#### [What is being asked]
In this exercise, every entry is to be copied exactly.

Stored entries
◆ ◆ ◆ ◆ ◆

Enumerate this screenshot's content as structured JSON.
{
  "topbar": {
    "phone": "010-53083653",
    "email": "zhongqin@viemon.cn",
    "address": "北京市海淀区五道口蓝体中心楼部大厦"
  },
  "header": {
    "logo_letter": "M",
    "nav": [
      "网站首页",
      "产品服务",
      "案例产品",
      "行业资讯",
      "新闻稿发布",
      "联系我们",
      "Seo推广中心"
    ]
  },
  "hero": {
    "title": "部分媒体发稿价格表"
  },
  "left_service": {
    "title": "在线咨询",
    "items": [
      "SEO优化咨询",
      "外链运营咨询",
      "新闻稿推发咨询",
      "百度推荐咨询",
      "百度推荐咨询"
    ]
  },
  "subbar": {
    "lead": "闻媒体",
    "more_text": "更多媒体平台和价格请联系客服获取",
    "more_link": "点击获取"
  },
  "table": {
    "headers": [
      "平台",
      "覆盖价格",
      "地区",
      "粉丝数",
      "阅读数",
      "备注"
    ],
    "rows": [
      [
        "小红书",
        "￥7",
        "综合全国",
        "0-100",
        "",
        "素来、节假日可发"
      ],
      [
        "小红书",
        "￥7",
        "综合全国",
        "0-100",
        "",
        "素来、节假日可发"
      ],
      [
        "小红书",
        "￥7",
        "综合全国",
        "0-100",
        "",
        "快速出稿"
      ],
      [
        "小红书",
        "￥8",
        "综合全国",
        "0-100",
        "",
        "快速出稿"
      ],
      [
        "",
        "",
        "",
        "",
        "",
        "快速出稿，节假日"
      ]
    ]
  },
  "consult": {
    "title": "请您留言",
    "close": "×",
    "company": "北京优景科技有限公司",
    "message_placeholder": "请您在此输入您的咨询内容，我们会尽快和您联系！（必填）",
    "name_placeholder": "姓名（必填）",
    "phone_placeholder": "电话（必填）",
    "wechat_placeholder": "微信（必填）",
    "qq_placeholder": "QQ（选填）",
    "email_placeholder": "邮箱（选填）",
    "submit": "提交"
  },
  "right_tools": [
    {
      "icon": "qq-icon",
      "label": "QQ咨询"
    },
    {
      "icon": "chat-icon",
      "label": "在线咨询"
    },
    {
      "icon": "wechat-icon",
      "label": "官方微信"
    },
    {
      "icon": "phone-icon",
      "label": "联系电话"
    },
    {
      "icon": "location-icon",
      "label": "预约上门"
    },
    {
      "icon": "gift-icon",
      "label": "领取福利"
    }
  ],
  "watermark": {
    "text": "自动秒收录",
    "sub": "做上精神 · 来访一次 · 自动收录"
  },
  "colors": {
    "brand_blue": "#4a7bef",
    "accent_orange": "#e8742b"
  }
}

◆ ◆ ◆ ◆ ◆

#### [Answer box]
Enumerate this screenshot's content as structured JSON.
{
  "topbar": {
    "phone": "010-53083653",
    "email": "zhongqin@viemon.cn",
    "address": "北京市海淀区五道口蓝体中心楼部大厦"
  },
  "header": {
    "logo_letter": "M",
    "nav": [
      "网站首页",
      "产品服务",
      "案例产品",
      "行业资讯",
      "新闻稿发布",
      "联系我们",
      "Seo推广中心"
    ]
  },
  "hero": {
    "title": "部分媒体发稿价格表"
  },
  "left_service": {
    "title": "在线咨询",
    "items": [
      "SEO优化咨询",
      "外链运营咨询",
      "新闻稿推发咨询",
      "百度推荐咨询",
      "百度推荐咨询"
    ]
  },
  "subbar": {
    "lead": "闻媒体",
    "more_text": "更多媒体平台和价格请联系客服获取",
    "more_link": "点击获取"
  },
  "table": {
    "headers": [
      "平台",
      "覆盖价格",
      "地区",
      "粉丝数",
      "阅读数",
      "备注"
    ],
    "rows": [
      [
        "小红书",
        "￥7",
        "综合全国",
        "0-100",
        "",
        "素来、节假日可发"
      ],
      [
        "小红书",
        "￥7",
        "综合全国",
        "0-100",
        "",
        "素来、节假日可发"
      ],
      [
        "小红书",
        "￥7",
        "综合全国",
        "0-100",
        "",
        "快速出稿"
      ],
      [
        "小红书",
        "￥8",
        "综合全国",
        "0-100",
        "",
        "快速出稿"
      ],
      [
        "",
        "",
        "",
        "",
        "",
        "快速出稿，节假日"
      ]
    ]
  },
  "consult": {
    "title": "请您留言",
    "close": "×",
    "company": "北京优景科技有限公司",
    "message_placeholder": "请您在此输入您的咨询内容，我们会尽快和您联系！（必填）",
    "name_placeholder": "姓名（必填）",
    "phone_placeholder": "电话（必填）",
    "wechat_placeholder": "微信（必填）",
    "qq_placeholder": "QQ（选填）",
    "email_placeholder": "邮箱（选填）",
    "submit": "提交"
  },
  "right_tools": [
    {
      "icon": "qq-icon",
      "label": "QQ咨询"
    },
    {
      "icon": "chat-icon",
      "label": "在线咨询"
    },
    {
      "icon": "wechat-icon",
      "label": "官方微信"
    },
    {
      "icon": "phone-icon",
      "label": "联系电话"
    },
    {
      "icon": "location-icon",
      "label": "预约上门"
    },
    {
      "icon": "gift-icon",
      "label": "领取福利"
    }
  ],
  "watermark": {
    "text": "自动秒收录",
    "sub": "做上精神 · 来访一次 · 自动收录"
  },
  "colors": {
    "brand_blue": "#4a7bef",
    "accent_orange": "#e8742b"
  }
}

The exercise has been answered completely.